Recycling center keeping afloat, selling locally
No reports of recycling dumped in landfill as it was in Des Moines
While some recycling centers in Iowa struggle, the regional center serving Fort Dodge continues to sell paper locally, according to operations manager Jason Slinker.
Slinker oversees recycling operations for about 42 towns through the North Central Iowa Regional Solid Waste Agency south of Fort Dodge.
Earlier this month the Associated Press reported tons of paper meant to be recycled were instead dumped into a Des Moines landfill because of plunging prices for the material.
“Our stuff stays pretty local. It goes to Clarion,” Slinker said. “They make egg crates and low-grade material, so we’ve yet to have that issue.”
Slinker said different buyers will have different standards for the recycled paper product they’re willing to buy. By working with the Clarion company, the NCIRSWA gets paid a little less per ton but has been able to continue operations even as the market remains unpredictable.

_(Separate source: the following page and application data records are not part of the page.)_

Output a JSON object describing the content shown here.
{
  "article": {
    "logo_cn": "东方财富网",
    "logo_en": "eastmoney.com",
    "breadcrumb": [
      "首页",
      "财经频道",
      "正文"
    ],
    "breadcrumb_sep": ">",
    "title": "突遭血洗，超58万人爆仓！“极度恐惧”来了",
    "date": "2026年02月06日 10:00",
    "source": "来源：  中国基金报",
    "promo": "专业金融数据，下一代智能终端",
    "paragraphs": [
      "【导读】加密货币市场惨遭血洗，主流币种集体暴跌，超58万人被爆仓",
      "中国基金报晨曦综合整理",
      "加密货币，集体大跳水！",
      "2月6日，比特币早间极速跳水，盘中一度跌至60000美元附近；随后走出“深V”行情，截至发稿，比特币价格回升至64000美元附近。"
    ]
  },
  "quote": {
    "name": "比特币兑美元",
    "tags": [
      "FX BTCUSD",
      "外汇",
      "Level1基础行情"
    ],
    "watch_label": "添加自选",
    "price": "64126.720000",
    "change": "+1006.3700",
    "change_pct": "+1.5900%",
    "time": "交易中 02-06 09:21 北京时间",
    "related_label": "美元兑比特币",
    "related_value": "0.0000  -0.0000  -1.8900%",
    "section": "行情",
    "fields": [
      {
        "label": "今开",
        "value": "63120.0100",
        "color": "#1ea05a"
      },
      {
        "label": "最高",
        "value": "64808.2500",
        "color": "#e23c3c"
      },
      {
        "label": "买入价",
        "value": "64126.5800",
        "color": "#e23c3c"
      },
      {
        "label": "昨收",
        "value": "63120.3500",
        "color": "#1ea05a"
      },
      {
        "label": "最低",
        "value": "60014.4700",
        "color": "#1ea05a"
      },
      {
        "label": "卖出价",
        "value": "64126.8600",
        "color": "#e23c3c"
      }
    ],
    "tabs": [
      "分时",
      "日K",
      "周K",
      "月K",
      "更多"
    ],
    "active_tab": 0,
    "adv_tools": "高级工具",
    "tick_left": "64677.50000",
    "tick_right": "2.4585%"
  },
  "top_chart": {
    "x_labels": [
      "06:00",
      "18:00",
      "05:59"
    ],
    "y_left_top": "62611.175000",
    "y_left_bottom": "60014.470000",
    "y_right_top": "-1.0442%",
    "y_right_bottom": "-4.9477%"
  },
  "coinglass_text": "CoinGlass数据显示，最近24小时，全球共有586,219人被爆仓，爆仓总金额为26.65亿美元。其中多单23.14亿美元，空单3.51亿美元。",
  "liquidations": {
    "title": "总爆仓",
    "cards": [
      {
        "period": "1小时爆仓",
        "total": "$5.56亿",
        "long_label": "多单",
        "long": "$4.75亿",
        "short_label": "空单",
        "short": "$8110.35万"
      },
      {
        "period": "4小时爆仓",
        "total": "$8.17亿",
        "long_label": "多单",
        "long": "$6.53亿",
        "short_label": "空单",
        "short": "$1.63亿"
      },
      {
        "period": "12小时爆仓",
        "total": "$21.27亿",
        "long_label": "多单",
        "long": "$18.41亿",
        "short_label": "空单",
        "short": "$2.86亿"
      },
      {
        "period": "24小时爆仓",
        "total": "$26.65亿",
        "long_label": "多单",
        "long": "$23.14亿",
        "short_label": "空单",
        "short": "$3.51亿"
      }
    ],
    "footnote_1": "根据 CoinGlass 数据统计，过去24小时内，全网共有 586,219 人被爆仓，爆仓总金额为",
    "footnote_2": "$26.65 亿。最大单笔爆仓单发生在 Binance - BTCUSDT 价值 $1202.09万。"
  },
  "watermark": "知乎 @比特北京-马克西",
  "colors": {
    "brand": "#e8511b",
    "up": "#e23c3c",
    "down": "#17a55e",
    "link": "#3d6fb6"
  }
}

“Somebody had approached me about our paper and possibly paying more, but I like to keep things local,” Slinker said. “From a logistics standpoint we’re right there, and the product they’re making is very low standard, so with these volatile markets right now, that seemed to be the safer bet.”
China made changes in what recycling it would accept from the U.S. over a year ago, in response to poor quality product it was getting from the U.S., according to Slinker.
That’s led to a need for higher-quality recycling material throughout the stream.
Overall, the agency remains financially sound because of the landfill side, Slinker said. The NCIRSWA operates the landfill south of Fort Dodge as well as a Household Hazardous Waste collection site.
“Even when we have some dark times,” he said, “we’re not cutting jobs or anything. We can still rely on the revenue generated from the landfill to keep everything afloat.”
The prices the center can get paid for paper and cardboard have dropped dramatically he said.
Prices for plastic have actually gone up.
“Plastic had increased, but the volume or weight of the plastic, we don’t export near as much to recover from the hit we took when the markets went down,” he said. “I probably only send out 15 tons (or less) of plastic a month, where paper I’m sending out about 40 tons a month, and cardboard I’m doing 100 tons a month.
“Plastic is big, it’s bulky volume-wise, but the weight isn’t there compared to the fiber products. Even though the price went up, it didn’t necessarily tip the scales and balance it when the other markets went down.”